From the date of the organization of the county to the present time, it has continued to increase in settlement and in the number of farms broken up. Settlers are now to be found in all parts of the county. It is true that, having no railroad or large stream anywhere within its limits, its progress has been slow, but it has been steady. During all these years, except in case of grasshoppers or some other exceptional plague that has resulted in the destruction of crops throughout the western counties, those of Phelps County have been good. Agriculture has been carried on with as great success as in other counties, and the farmers are now in a prosperous condition.
School districts have been formed in all parts of the county, and the public school is well sustained.
Church societies have been organized in the different communities of the county, and have a good membership. The citizens as a class are both moral and religious, and Sunday schools are kept up in the different localities
There are no towns of any great size or importance in the county. The following places are post offices and some of them very small country villages. They are Rock Falls, Sacramento, Phelps Center, Williamsburg, Industry, Integrity and Highland.
Phelps Center is the county seat and is situated in the center of the county. It contains about a dozen buildings and has a population of about eighty. In business, about all branches in an ordinary country trade are represented; and, notwithstanding its small size two newspapers are published here. They are Nebraska Nugget, edited and published by T. M. Hopwood, and the Phelps County News, edited by Henry Hazlett. Both are enterprising weekly papers, well filled with the local news of the county. From its central location and the fact of its being the county seat, Phelps Center is growing somewhat and will doubtless soon become a thriving and prosperous village. Its location is a pleasant one, on the high upland prairie.

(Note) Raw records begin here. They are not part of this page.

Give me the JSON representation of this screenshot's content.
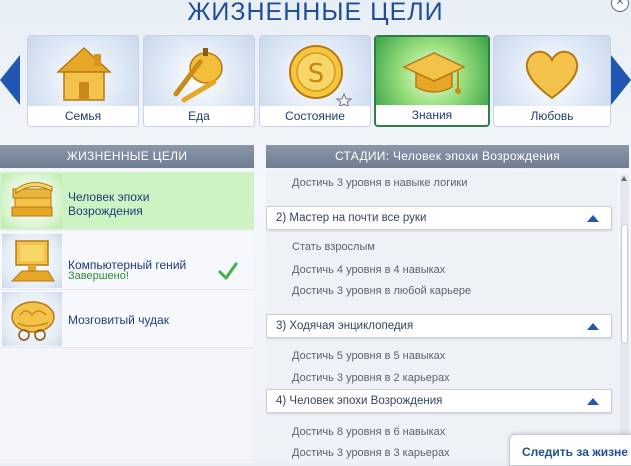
{
  "header": {
    "title": "ЖИЗНЕННЫЕ ЦЕЛИ",
    "close_icon": "close-icon"
  },
  "nav": {
    "left_arrow_icon": "arrow-left-icon",
    "right_arrow_icon": "arrow-right-icon"
  },
  "categories": [
    {
      "label": "Семья",
      "icon": "house-icon",
      "active": false
    },
    {
      "label": "Еда",
      "icon": "food-icon",
      "active": false
    },
    {
      "label": "Состояние",
      "icon": "coin-icon",
      "active": false
    },
    {
      "label": "Знания",
      "icon": "graduation-cap-icon",
      "active": true
    },
    {
      "label": "Любовь",
      "icon": "heart-icon",
      "active": false
    }
  ],
  "left_panel": {
    "header": "ЖИЗНЕННЫЕ ЦЕЛИ",
    "goals": [
      {
        "name": "Человек эпохи Возрождения",
        "status": "",
        "icon": "books-icon",
        "selected": true
      },
      {
        "name": "Компьютерный гений",
        "status": "Завершено!",
        "icon": "computer-icon",
        "selected": false,
        "completed": true
      },
      {
        "name": "Мозговитый чудак",
        "status": "",
        "icon": "brain-icon",
        "selected": false
      }
    ]
  },
  "right_panel": {
    "header": "СТАДИИ: Человек эпохи Возрождения",
    "step_0": "Достичь 3 уровня в навыке логики",
    "stage_2": "2) Мастер на почти все руки",
    "step_2a": "Стать взрослым",
    "step_2b": "Достичь 4 уровня в 4 навыках",
    "step_2c": "Достичь 3 уровня в любой карьере",
    "stage_3": "3) Ходячая энциклопедия",
    "step_3a": "Достичь 5 уровня в 5 навыках",
    "step_3b": "Достичь 3 уровня в 2 карьерах",
    "stage_4": "4) Человек эпохи Возрождения",
    "step_4a": "Достичь 8 уровня в 6 навыках",
    "step_4b": "Достичь 3 уровня в 3 карьерах"
  },
  "footer": {
    "follow_button": "Следить за жизне"
  },
  "colors": {
    "accent": "#1f4e97",
    "active_tab": "#3aa348",
    "selected_row": "#cdf3c2",
    "complete": "#2e8b3a"
  }
}
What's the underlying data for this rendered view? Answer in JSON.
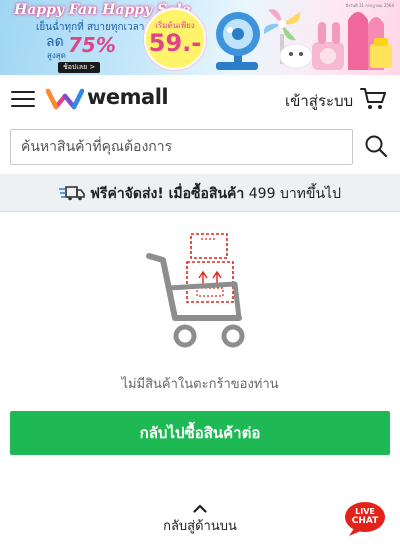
{
  "banner": {
    "headline": "Happy Fan Happy Sale",
    "subline": "เย็นฉ่ำทุกที่ สบายทุกเวลา",
    "discount_prefix": "ลด",
    "discount_value": "75%",
    "discount_sub": "สูงสุด",
    "shop_button": "ช้อปเลย >",
    "price_label": "เริ่มต้นเพียง",
    "price_value": "59.-",
    "note": "ถึงวันที่ 31 กรกฎาคม 2564"
  },
  "header": {
    "logo_text": "wemall",
    "login_label": "เข้าสู่ระบบ",
    "menu_icon": "hamburger-menu-icon",
    "cart_icon": "shopping-cart-icon"
  },
  "search": {
    "placeholder": "ค้นหาสินค้าที่คุณต้องการ",
    "value": "",
    "icon": "search-icon"
  },
  "shipping": {
    "bold": "ฟรีค่าจัดส่ง! เมื่อซื้อสินค้า",
    "amount": "499",
    "suffix": "บาทขึ้นไป",
    "icon": "fast-delivery-truck-icon"
  },
  "empty_cart": {
    "message": "ไม่มีสินค้าในตะกร้าของท่าน",
    "button_label": "กลับไปซื้อสินค้าต่อ",
    "illustration": "empty-cart-illustration"
  },
  "footer": {
    "back_to_top": "กลับสู่ด้านบน",
    "chat_line1": "LIVE",
    "chat_line2": "CHAT"
  },
  "colors": {
    "primary_green": "#1eb854",
    "chat_red": "#e2231a",
    "brand_blue": "#1c5fa8",
    "brand_pink": "#e0458a",
    "strip_bg": "#eef1f4"
  }
}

Rock Falls is situated on Spring Greek, in the southwestern corner of the county. Its location is a good one for a town, and it already has a few business houses and a population of about 100. In course of time, as the settlement of the a county increases, it will no doubt make a thriving little village.
Sacramento is situated in the southeastern part of the county, on the high upland prairie. The location is a pleasant one. The different branches of business in a country trade are well represented and it already has a population of about seventy-five. Considering the fact that it is located so far from a railroad, it is already a thriving place, and, with the increasing settlement of the country, it should soon make a prosperous county village.